Nana is Mariam’s mother. Rejected for marriage at a young age due to her epilepsy, and later shamed for bearing the illegitimate child of her wealthy employer, Nana is a bitter woman who teaches her daughter to expect nothing but suffering out of life. She kills herself when Mariam runs away to live with her father.
Niloufar is Mariam’s half-sister, the daughter of Jalil’s wife Afsoon. Niloufar is eight years old when Mariam comes to stay with the family, and says that she does not mind if Mariam is her sister. Later in the novel, it is revealed in Jalil’s letter that Niloufar and Afsoon are killed in the communist uprising of 1979.

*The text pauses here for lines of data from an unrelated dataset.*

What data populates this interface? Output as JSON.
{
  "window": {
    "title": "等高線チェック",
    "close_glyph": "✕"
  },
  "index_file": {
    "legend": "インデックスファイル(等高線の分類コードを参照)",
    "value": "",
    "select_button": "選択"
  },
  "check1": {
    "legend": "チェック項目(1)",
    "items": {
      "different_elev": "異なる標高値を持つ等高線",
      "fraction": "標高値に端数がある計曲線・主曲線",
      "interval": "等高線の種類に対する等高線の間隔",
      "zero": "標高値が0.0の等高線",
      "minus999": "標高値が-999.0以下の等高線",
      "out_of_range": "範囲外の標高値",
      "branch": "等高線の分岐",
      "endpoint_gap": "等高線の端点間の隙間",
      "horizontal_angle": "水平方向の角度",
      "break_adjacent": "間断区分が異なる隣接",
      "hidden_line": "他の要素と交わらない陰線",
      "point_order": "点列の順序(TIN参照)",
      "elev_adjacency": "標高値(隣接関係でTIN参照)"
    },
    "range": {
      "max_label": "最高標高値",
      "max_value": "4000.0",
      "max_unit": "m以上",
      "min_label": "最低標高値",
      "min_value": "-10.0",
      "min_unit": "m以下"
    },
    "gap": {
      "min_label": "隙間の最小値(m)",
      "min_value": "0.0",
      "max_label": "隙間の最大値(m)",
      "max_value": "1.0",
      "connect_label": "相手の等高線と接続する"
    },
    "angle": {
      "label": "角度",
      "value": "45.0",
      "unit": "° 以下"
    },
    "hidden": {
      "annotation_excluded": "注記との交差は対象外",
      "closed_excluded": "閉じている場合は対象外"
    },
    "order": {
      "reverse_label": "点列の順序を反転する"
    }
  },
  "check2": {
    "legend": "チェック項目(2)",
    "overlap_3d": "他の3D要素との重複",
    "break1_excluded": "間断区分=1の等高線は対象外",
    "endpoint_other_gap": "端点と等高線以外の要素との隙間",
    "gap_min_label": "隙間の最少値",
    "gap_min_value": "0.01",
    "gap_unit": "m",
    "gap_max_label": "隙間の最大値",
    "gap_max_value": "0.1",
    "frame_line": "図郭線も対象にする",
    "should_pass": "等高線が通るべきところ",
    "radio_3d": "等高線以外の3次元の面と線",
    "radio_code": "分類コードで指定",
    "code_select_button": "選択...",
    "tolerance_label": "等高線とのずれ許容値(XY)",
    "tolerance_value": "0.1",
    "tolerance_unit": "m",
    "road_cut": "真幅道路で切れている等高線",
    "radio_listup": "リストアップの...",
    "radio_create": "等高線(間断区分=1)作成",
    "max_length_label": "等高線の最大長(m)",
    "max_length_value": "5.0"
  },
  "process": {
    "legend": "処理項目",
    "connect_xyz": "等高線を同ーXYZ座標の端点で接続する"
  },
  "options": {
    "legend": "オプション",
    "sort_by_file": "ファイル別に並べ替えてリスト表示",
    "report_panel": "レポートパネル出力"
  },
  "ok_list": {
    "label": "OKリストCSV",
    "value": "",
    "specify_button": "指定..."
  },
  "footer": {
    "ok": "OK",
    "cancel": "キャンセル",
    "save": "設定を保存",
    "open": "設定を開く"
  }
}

Rasheed, Mariam’s husband, is at least twenty-five years older than Mariam and an ethnic Pashtun while she is Tajik. He is a prosperous shoemaker living in the capital city of Kabul. An abusive man who enjoys having power over women, Rasheed represents the worst of men in a patriarchal society. A widower who lost his only son to drowning, he seeks a wife who will bear him another son. When Mariam fails to bear children, he treats her cruelly and eventually seeks to marry a second, much younger wife, Laila. He requires his wives to wear full burqa. They must avoid speaking to other men and must not leave the house unaccompanied by him. Rasheed’s cruelty and manipulation reach nightmarish extremes until he is finally killed by Mariam while trying to choke Laila to death.

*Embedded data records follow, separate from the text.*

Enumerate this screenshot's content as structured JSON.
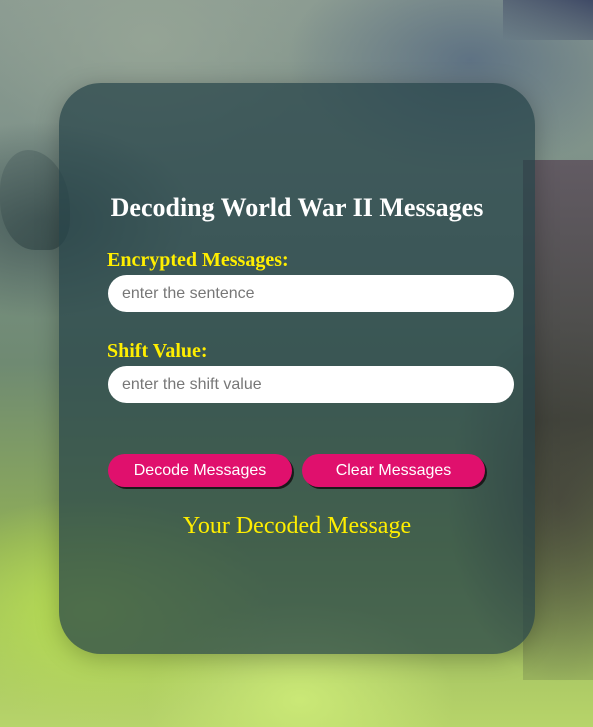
{
  "app": {
    "title": "Decoding World War II Messages"
  },
  "form": {
    "message_label": "Encrypted Messages:",
    "message_placeholder": "enter the sentence",
    "message_value": "",
    "shift_label": "Shift Value:",
    "shift_placeholder": "enter the shift value",
    "shift_value": ""
  },
  "buttons": {
    "decode_label": "Decode Messages",
    "clear_label": "Clear Messages"
  },
  "output": {
    "result_text": "Your Decoded Message"
  },
  "colors": {
    "accent_yellow": "#ffee00",
    "button_pink": "#e0106d",
    "card_background": "#264248"
  }
}
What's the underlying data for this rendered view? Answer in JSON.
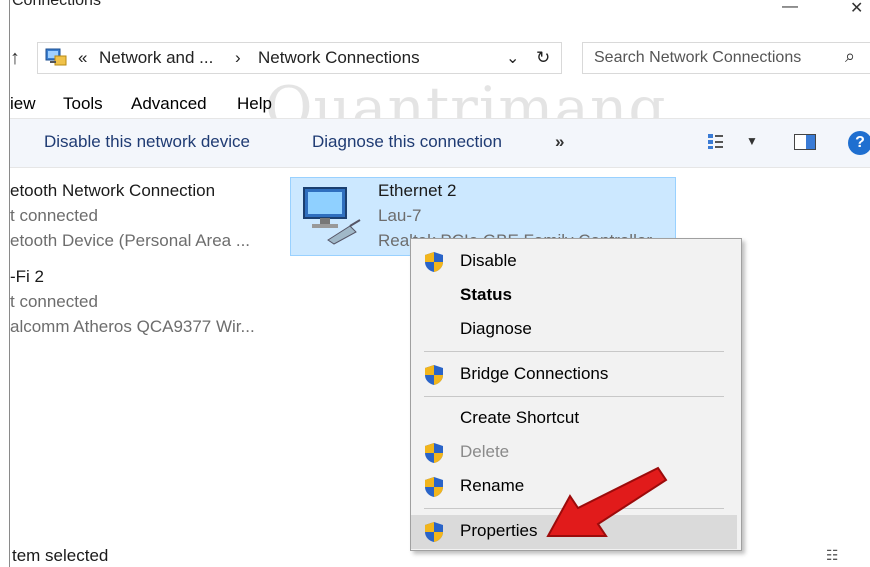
{
  "window": {
    "title": "Connections"
  },
  "address": {
    "chevron": "«",
    "crumb1": "Network and ...",
    "sep": "›",
    "crumb2": "Network Connections"
  },
  "search": {
    "placeholder": "Search Network Connections"
  },
  "menu": {
    "view": "iew",
    "tools": "Tools",
    "advanced": "Advanced",
    "help": "Help"
  },
  "commands": {
    "disable": "Disable this network device",
    "diagnose": "Diagnose this connection",
    "more": "»"
  },
  "items": [
    {
      "name": "etooth Network Connection",
      "status": "t connected",
      "device": "etooth Device (Personal Area ..."
    },
    {
      "name": "-Fi 2",
      "status": "t connected",
      "device": "alcomm Atheros QCA9377 Wir..."
    }
  ],
  "selected_item": {
    "name": "Ethernet 2",
    "status": "Lau-7",
    "device": "Realtek PCIe GBE Family Controller"
  },
  "context_menu": {
    "disable": "Disable",
    "status": "Status",
    "diagnose": "Diagnose",
    "bridge": "Bridge Connections",
    "shortcut": "Create Shortcut",
    "delete": "Delete",
    "rename": "Rename",
    "properties": "Properties"
  },
  "status_bar": {
    "text": "tem selected"
  },
  "watermark": "Quantrimang",
  "colors": {
    "accent": "#1f6fd0",
    "selection": "#cce8ff",
    "arrow": "#e11b1b"
  }
}
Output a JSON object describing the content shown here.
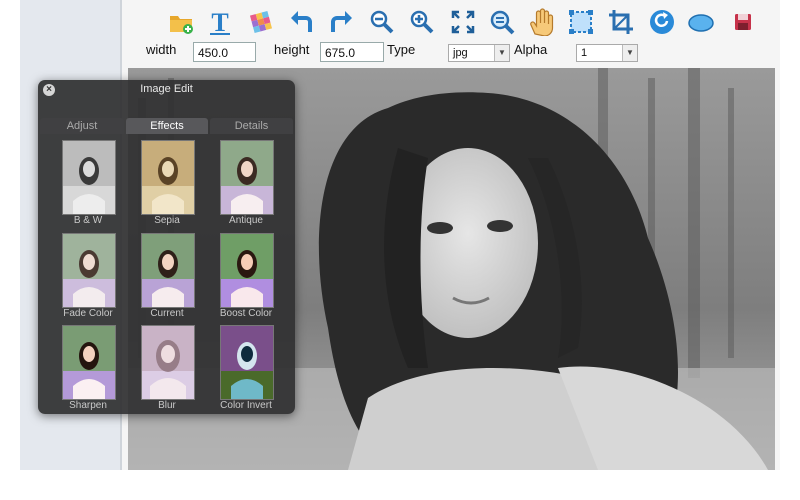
{
  "toolbar": {
    "icons": [
      "open-folder-icon",
      "text-tool-icon",
      "mosaic-icon",
      "undo-icon",
      "redo-icon",
      "zoom-out-icon",
      "zoom-in-icon",
      "fit-screen-icon",
      "zoom-actual-icon",
      "hand-pan-icon",
      "select-rect-icon",
      "crop-icon",
      "rotate-icon",
      "ellipse-icon",
      "save-disk-icon"
    ]
  },
  "props": {
    "width_label": "width",
    "width_value": "450.0",
    "height_label": "height",
    "height_value": "675.0",
    "type_label": "Type",
    "type_value": "jpg",
    "alpha_label": "Alpha",
    "alpha_value": "1"
  },
  "palette": {
    "title": "Image Edit",
    "tabs": [
      "Adjust",
      "Effects",
      "Details"
    ],
    "active_tab": "Effects",
    "effects": [
      "B & W",
      "Sepia",
      "Antique",
      "Fade Color",
      "Current",
      "Boost Color",
      "Sharpen",
      "Blur",
      "Color Invert"
    ]
  }
}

Sayeed, the brother of Tariq’s friend Salim, is the owner of a hotel in the mountain retreat of Murree, Pakistan. A kindly man, Sayeed hires Tariq as a caretaker and gives him a place to live. Later, he gives Tariq money to marry Laila.
Sayim is an older Pakistani man who befriends Tariq in prison in Pakistan. When Tariq is released, he goes to Murree to find work in a hotel owned by Sayim’s brother, Sayeed.
Abdul Sharif is the name given by a stranger who comes to tell Laila that Tariq is dead. Later, it is revealed that he is a friend of Rasheed’s, whom Rasheed has paid to lie to Laila.
Tariq is Laila’s childhood friend and sweetheart. Tariq, an ethnic Pashtun, has only one leg as a result of being injured by a Soviet land mine. He is separated from Laila when his family flees to Pakistan during the war, but promises to come back for her. Laila is led to believe he is dead, but he eventually does return for her and they run away to Pakistan together. Unlike Rasheed, Tariq respects women as equals and truly loves Laila. He is the real father of her daughter Aziza.
King Zahir Shah
The last king of Afghanistan, the Shah ruled for forty years until he was overthrown in 1973 by Daoud Khan.
Zalmai is Laila’s son by Rasheed. Rasheed spoils his son while neglecting his daughter, Aziza. As a result, the toddler Zalmai learns to treat his mother and Mariam rudely while in his father’s presence. Zalmai tells his father about Laila’s visit from Tariq, leading to Rasheed’s near-fatal attack on Laila. He eventually accepts Tariq as his father.
Zaman is the director of an orphanage in Kabul where Aziza is sent to live when the family falls on hard times. Zaman believes in education even if the Taliban do not, and secretly teaches the orphans at his shelter. Later, Laila returns to Kabul and helps Zaman renovate the orphanage.
A Thousand Splendid Suns: Character Profiles